### The problem
Search for the word "likes" in the entries. Each line that holds it should be copied.

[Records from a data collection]
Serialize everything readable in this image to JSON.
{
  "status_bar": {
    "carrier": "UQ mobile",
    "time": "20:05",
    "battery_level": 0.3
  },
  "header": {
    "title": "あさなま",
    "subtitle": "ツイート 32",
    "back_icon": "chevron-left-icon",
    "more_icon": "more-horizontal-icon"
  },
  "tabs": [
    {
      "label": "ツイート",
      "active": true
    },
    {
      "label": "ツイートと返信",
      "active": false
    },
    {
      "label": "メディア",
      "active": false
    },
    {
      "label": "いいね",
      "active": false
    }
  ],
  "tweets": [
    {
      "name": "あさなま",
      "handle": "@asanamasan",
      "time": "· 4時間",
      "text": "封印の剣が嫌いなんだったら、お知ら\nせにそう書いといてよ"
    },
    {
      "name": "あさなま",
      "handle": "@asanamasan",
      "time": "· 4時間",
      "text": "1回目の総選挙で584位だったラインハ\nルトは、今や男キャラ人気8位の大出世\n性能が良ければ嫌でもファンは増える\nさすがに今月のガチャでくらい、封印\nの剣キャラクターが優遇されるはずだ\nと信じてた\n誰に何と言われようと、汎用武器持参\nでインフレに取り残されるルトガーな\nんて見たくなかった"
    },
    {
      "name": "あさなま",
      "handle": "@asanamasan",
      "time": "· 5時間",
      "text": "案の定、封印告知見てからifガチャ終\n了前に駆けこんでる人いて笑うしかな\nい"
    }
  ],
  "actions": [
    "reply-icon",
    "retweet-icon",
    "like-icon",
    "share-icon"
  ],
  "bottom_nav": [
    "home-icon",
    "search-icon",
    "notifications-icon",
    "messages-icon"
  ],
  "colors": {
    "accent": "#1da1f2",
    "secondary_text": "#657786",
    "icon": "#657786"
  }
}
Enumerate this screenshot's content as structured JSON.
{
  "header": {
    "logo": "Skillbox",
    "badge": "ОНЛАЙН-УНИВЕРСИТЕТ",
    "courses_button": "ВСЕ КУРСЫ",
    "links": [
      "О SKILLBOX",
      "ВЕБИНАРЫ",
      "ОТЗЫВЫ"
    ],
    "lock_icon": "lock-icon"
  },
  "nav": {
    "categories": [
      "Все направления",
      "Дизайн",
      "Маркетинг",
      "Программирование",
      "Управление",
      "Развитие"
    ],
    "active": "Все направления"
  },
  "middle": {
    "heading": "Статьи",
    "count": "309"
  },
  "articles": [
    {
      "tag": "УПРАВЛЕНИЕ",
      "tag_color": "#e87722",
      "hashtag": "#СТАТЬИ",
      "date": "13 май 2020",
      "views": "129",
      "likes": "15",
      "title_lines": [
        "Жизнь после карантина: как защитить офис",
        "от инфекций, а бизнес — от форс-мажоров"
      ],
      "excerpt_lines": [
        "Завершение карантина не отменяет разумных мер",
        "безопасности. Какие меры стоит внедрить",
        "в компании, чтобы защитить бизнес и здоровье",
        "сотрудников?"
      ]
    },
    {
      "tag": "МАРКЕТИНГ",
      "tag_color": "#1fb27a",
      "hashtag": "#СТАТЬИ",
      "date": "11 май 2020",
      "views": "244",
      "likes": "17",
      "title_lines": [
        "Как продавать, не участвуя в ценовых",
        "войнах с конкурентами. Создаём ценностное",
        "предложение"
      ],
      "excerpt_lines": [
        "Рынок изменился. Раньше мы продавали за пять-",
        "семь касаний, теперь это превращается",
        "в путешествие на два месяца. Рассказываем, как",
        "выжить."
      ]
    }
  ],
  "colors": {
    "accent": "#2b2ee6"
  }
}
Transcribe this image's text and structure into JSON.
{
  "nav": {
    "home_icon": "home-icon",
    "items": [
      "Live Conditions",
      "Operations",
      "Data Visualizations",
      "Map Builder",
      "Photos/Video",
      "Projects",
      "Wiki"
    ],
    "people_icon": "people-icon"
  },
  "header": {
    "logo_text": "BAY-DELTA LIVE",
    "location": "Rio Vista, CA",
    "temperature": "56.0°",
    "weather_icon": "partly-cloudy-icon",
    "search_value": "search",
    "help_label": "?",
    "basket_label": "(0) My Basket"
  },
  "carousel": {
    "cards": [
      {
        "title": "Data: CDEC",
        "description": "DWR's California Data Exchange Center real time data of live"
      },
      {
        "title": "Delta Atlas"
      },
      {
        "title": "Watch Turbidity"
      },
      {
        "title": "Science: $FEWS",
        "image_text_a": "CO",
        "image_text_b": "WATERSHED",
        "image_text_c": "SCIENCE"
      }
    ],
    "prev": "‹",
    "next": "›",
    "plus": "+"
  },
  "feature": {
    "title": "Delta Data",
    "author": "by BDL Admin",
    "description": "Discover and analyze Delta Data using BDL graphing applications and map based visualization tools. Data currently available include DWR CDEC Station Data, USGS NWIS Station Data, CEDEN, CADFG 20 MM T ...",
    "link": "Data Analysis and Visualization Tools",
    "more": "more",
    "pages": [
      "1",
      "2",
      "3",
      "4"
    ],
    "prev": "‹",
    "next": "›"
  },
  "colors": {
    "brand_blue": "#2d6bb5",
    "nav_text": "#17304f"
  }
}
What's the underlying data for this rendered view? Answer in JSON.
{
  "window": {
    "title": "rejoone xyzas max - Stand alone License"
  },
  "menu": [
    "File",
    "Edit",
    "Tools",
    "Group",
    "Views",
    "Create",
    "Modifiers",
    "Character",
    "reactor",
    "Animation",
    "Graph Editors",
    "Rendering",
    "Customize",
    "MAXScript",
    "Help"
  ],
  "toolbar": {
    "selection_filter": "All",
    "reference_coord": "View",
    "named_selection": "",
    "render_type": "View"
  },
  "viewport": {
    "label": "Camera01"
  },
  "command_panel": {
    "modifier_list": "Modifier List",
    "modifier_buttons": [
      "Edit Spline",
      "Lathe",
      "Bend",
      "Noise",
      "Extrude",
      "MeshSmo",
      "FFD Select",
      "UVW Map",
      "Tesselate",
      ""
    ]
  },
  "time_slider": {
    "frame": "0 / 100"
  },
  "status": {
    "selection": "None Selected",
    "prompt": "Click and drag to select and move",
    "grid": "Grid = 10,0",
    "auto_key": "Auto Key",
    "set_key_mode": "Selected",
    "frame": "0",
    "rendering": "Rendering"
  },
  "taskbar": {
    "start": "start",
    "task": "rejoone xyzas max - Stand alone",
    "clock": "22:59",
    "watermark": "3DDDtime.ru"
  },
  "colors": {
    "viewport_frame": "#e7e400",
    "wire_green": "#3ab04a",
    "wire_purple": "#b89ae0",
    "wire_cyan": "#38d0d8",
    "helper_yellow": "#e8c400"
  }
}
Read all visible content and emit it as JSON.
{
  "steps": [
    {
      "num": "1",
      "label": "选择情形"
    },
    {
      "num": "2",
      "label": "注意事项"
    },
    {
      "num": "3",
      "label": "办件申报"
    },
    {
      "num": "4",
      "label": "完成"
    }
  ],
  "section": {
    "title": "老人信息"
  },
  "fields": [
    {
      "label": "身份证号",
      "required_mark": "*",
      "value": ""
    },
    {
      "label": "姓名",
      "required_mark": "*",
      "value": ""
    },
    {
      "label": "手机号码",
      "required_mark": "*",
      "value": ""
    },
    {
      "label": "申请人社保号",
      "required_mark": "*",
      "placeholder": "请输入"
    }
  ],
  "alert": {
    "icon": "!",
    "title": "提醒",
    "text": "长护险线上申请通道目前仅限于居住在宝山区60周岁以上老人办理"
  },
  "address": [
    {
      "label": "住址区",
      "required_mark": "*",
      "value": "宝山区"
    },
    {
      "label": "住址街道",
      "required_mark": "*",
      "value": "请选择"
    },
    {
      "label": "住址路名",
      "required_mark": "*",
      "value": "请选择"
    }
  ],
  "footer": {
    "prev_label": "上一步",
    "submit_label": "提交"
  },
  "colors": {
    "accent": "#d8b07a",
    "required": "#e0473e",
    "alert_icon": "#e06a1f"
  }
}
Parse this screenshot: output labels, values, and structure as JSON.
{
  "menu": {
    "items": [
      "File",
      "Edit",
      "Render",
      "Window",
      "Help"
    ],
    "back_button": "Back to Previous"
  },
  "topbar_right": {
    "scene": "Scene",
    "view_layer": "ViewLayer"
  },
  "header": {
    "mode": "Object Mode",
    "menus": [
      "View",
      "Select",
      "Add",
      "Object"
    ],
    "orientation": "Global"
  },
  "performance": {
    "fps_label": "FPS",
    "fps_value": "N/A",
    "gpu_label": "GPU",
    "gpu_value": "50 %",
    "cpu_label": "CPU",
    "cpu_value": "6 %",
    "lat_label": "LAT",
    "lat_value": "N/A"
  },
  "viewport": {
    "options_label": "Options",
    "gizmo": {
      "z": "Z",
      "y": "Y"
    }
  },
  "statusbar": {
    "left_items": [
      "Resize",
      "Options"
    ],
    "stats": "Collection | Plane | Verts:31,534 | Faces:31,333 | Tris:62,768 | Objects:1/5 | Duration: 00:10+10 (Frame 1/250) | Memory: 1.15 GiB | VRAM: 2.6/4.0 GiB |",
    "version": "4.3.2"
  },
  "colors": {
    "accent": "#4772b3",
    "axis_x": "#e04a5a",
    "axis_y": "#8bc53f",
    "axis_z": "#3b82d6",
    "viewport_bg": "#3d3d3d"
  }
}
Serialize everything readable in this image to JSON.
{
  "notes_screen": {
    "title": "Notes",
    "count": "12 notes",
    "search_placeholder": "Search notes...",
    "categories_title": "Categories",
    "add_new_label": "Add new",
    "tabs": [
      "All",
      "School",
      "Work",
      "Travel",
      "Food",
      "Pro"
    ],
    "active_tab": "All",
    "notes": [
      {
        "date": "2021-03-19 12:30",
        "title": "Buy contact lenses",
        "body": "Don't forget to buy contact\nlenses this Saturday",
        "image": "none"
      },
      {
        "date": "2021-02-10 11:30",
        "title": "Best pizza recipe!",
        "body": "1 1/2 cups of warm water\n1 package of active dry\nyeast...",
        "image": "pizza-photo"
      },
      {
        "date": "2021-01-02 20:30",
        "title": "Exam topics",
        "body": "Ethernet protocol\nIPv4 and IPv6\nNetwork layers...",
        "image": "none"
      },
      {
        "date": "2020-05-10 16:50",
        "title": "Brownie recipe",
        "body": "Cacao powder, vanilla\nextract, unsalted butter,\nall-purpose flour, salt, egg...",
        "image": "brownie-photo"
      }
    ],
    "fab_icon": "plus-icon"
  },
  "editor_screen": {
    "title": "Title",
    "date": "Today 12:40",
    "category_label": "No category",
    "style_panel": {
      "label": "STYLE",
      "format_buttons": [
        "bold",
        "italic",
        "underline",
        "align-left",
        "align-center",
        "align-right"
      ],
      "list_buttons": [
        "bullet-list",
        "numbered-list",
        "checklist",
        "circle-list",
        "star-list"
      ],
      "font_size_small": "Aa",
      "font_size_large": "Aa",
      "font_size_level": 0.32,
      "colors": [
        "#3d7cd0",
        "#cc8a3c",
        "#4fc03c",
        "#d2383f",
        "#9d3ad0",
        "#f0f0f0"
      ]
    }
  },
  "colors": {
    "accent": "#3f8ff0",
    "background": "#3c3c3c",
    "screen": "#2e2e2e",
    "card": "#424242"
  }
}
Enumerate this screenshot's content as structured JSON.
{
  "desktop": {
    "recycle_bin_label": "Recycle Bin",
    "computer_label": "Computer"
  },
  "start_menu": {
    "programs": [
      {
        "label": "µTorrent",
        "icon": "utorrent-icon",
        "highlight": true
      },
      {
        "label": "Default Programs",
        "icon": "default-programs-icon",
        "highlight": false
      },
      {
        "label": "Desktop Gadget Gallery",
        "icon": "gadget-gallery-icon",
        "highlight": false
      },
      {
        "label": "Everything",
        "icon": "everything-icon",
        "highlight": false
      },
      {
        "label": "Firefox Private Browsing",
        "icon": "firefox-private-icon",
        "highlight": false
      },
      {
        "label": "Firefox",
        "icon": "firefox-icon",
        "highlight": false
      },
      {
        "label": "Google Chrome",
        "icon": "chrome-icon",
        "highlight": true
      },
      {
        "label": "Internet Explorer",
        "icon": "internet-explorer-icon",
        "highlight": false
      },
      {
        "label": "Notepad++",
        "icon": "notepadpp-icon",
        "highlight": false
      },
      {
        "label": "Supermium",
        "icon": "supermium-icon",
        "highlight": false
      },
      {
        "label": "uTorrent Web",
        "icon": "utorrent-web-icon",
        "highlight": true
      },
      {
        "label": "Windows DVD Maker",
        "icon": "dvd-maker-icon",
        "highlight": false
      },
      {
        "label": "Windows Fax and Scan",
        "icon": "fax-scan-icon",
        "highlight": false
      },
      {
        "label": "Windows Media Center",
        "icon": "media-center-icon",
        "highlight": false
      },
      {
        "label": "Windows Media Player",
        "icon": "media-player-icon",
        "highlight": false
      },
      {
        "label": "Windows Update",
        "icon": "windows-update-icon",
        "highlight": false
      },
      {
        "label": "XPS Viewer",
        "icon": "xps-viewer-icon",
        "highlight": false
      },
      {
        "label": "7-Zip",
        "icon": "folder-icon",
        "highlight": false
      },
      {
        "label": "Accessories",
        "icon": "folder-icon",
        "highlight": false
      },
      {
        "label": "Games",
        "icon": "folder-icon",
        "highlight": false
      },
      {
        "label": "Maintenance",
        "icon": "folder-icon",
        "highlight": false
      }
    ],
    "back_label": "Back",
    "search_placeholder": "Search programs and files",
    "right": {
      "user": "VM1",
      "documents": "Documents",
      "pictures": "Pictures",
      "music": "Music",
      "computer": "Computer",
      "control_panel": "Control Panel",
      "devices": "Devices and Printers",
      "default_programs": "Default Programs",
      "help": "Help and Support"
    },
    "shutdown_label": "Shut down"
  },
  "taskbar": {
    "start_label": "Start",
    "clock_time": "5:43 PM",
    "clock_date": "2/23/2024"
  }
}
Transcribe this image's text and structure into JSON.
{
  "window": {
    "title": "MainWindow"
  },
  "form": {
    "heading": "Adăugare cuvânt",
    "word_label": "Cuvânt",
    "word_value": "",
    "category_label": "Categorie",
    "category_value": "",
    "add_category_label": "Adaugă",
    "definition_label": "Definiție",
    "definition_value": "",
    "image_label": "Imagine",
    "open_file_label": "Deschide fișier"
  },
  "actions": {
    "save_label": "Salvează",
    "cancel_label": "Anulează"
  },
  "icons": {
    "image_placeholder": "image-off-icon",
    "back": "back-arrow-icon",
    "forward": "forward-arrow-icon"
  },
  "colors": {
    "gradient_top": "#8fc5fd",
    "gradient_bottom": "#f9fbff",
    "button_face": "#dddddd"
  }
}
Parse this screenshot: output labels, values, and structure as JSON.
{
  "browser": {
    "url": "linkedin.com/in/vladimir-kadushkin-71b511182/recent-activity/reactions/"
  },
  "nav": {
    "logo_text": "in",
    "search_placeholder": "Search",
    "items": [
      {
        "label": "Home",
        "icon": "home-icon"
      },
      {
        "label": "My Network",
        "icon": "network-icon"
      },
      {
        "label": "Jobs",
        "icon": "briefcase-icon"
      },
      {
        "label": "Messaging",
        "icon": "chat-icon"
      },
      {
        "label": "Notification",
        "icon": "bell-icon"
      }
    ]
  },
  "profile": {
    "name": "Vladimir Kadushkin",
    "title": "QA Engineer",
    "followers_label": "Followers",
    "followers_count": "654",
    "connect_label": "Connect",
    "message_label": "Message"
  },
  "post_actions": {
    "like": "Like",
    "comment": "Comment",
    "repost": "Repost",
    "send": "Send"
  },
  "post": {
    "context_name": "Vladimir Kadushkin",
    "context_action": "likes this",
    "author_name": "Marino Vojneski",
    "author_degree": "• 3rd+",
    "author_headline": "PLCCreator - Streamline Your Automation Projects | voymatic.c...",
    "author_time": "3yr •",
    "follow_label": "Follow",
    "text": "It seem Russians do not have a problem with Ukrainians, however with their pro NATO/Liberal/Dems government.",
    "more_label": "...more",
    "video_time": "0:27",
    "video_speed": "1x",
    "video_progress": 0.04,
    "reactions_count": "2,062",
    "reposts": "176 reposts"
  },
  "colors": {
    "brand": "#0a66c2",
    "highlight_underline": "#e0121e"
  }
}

### Written answer
      "likes": "15",
      "likes": "17",
    "context_action": "likes this",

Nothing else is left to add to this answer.